After watching the State of the Union last week, I thought about faith and its relation to politics and government. While I would like to fill the rest of this thought with something profound and worthy of a Pulitzer I fear that my observation are not quite there,not after this week at least, but I was reminded that the amount of faith that we have in the government is directly translated to our political affiliations or lack thereof. Although religion and politics are best left separate they are eerily similar. I think the phrase “God Bless America” somewhat proves this point that religion and politics are more interconnected than we would like them to me and then they should be in some instances. Now before I go on I feel that it is necessary to put in a disclaimer that these are just musings of an over-educated, over-programmed, over-comtemplating mind of Master’s student and are in no way endorsing the mix of politics and religion!!!!!!
Ok now that I have that out of the way I wanted to discuss a portion of the book The Children’s Book of Faith.

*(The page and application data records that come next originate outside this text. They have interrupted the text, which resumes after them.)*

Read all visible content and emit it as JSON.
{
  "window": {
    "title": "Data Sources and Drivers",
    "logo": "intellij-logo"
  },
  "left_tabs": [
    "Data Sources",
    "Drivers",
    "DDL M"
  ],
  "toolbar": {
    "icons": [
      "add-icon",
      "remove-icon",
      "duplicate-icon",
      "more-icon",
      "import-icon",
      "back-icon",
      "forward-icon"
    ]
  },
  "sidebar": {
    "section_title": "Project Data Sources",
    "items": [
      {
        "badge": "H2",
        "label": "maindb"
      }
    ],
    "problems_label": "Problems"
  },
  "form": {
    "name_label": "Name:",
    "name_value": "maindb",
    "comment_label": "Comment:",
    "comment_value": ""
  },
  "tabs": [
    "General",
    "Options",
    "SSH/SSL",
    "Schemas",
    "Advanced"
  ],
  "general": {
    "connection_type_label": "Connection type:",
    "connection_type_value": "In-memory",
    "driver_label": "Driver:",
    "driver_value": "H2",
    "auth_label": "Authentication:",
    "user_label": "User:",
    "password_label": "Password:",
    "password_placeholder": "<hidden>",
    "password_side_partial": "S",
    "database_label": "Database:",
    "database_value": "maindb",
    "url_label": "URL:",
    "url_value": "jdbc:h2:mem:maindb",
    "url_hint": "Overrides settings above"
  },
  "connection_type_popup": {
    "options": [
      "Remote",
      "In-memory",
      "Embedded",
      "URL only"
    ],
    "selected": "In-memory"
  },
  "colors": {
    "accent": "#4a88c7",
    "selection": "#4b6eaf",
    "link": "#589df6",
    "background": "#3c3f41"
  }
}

The woman with which I am living had a couple copies of this book around and since the word “faith” was in the title you know I couldn’t resist flipping through, despite the fact that it is a children’s book. In the introduction The author writes “We as Americans have received some extraordinary blessings: material comforts, economic prosperity, breathtaking advances in science, medicine, and technology”. And with this statement the author goes on to say that this is way we as Americans should have more faith or look through things with a more spiritual lens. Hmmmm…….this is interesting to say the least, and is a thought pattern that many Christian Americans have, and it is interesting because in recent times this though pattern has been hotly contested by Americans of other beliefs. As a “melting pot” America is no longer predominantly a place of one faith, but to be quite honest it really never was if one considers the native religions that were practiced way before the Puritans came to this fair country. But Im going to stop here and perhaps pick this up in a part two at some point if I don’t get distracted by anything else.
As I write this post I feel that I have so many things to say all at once but cannot type fast enough to express them all! I am so excited to write the inaugural post of this blog because it feel as if I have been waiting for a long time to do so. And what was stopping me you might ask? Well really just logistical things and the fact that I have this uncanny notion that everything should be in place before a first step is taken. But I have been dutifully cured of that… as least I hope. A friend of mine encouraged me to stop making goals to do things in the future and just do them now. And I must say he is more than correct. As a great poet once said “Take chances, make mistakes, get messy”! For those of you who watched PBS Kids in the 90s know that the great poet that I refer to is none other than Ms. Frizzle the star of Magic School Bus. Faith in the same way demands you to take chances, make mistakes, and get messy. It is letting go of reason to an extent and letting the unknown guide you. It is also fitting that I should quote the Magic School Bus, considering that my predecessor in the Berthold Fellowship voiced one of the characters on the show. So I have successfully connected all those thoughts in what started, to me at least, as an extremely rando post. I will take that as a sign to end this post here and leave you with this quote to contemplate until I join you again.